Avigdor Lieberman. The former foreign minister (pictured right) remained on the sidelines throughout much of the election, meaning that turnout was depressed among the Russian-born Jews that powered his nationalist rise in the 2009 elections. He’s on the sidelines, by the way, due to an indictment for breach of public trust, and his legal problems may prevent him from returning to the Knesset, let alone as foreign minister. Joining Likud, however, in a formal electoral coalition, has probably inflated his party’s result (to Likud’s detriment), and he and his MKs will probably have an important say as to whether Netanyahu’s coalition should tilt to the right or to the center.
Arab parties. If polls are accurate, the three major Arab parties will have lost two seats, and one exit poll even forecast that Balad (التجمع الوطني الديمقراطي, ‘Country or Nation,’ or ברית לאומית דמוקרטית, ’National Democratic Assembly’) may even fail to hit the 2% threshold — that means although Israeli Arabs represent 20% of the population, they’ll control 7.5% of the Knesset. Apathy had been a major concern of all three Arab parties heading into the election, and it looks like, despite strong turnout overall, Arab turnout wasn’t high enough to boost their fortunes in 2013.
Kadima. Kadima (קדימה, ‘Forward’), which held 28 seats in the prior Knesset, has apparently been reduced to zero seats in today’s election (though preliminary results show that it’s hovering right under the 2% level). That isn’t surprising — it had been forecast to win two seats at most. So ends the great centrist experiment that former prime minister Ariel Sharon initiated in 2005 as a vehicle for peace. Kadima’s obliteration leaves former prime minister and current president Shimon Peres without a party (he left Labor for Kadima in 2005). It also means that former Kadima prime minister Ehud Olmert, who sat out this election pending an appeal of his acquittal on corruption charges, will also need to find a new party.
Tzipi Livni. After losing the Kadima leadership in March 2012, Livni (pictured left) abruptly exited politics, but returned just in time to further fragment the center-left by forming Hatnuah (התנועה, ‘The Movement’). Hatnuah’s seven seats are better than nothing, of course, but it’s hard not to think of them as the rump of what used to be Kadima’s 28-seat bloc in the prior Knesset. Livni, a former foreign minister, will likely not join Netanyahu’s coalition without obtaining the foreign ministry post and a more conciliatory posture toward the Palestinian negotiations (don’t hold your breath), so it remains to be seen if she’ll stick around leading such a small opposition faction.
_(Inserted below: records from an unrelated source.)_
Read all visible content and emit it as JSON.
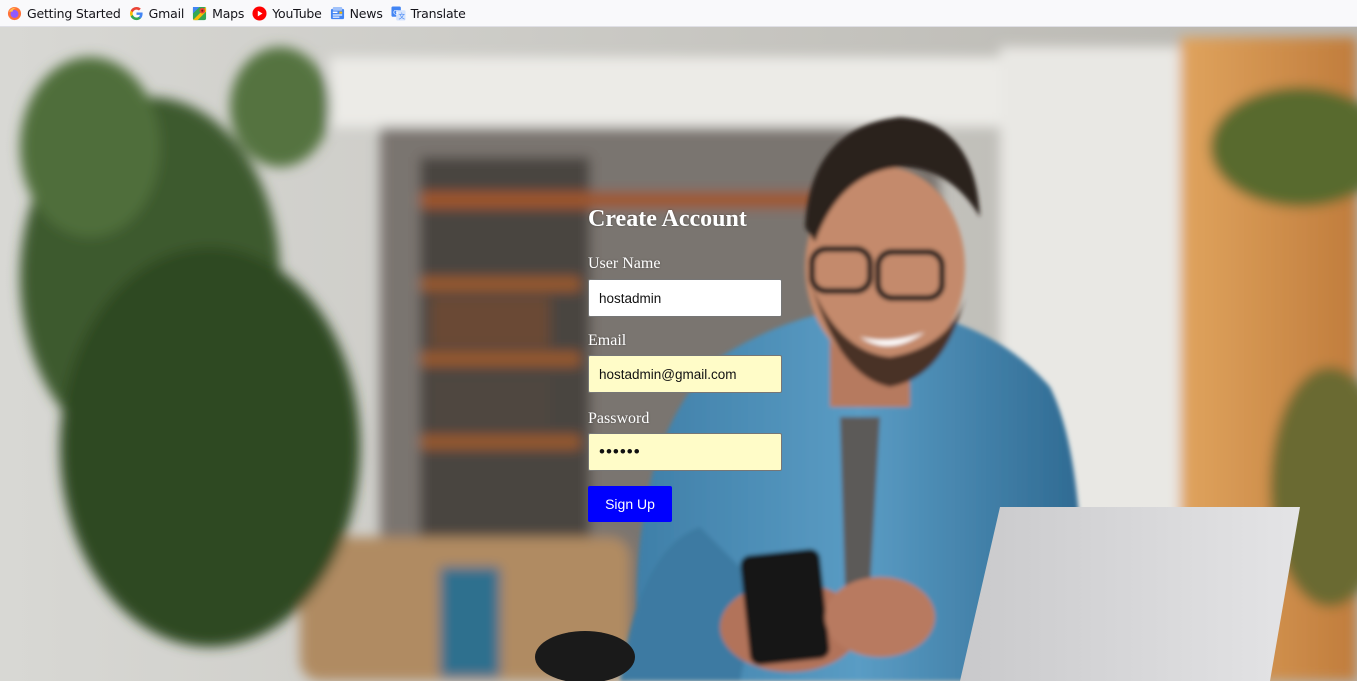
{
  "bookmarks": [
    {
      "label": "Getting Started",
      "icon": "firefox-icon"
    },
    {
      "label": "Gmail",
      "icon": "google-icon"
    },
    {
      "label": "Maps",
      "icon": "maps-icon"
    },
    {
      "label": "YouTube",
      "icon": "youtube-icon"
    },
    {
      "label": "News",
      "icon": "news-icon"
    },
    {
      "label": "Translate",
      "icon": "translate-icon"
    }
  ],
  "form": {
    "title": "Create Account",
    "username": {
      "label": "User Name",
      "value": "hostadmin"
    },
    "email": {
      "label": "Email",
      "value": "hostadmin@gmail.com"
    },
    "password": {
      "label": "Password",
      "value": "hello1"
    },
    "submit_label": "Sign Up"
  },
  "colors": {
    "submit_button": "#0000ff",
    "autofill_field": "#fffcc8",
    "heading_text": "#ffffff"
  }
}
Shelly Yacimovich. In one sense, Yacimovich (pictured right) is a winner — Labor has gained seats and more than anyone else, Yacimovich has become the chief proponent of progressive economic policy in Israel. But with Yesh Atid, Meretz and Livni all stealing support from center-left voters, and Yacimovich’s inability to assert a strong voice on national security, Labor’s 17 seats are far fewer than it probably could have won. Her best hope is that Lapid joins Netanyahu in government, ceding the opposition spotlight solely to Yacimovich.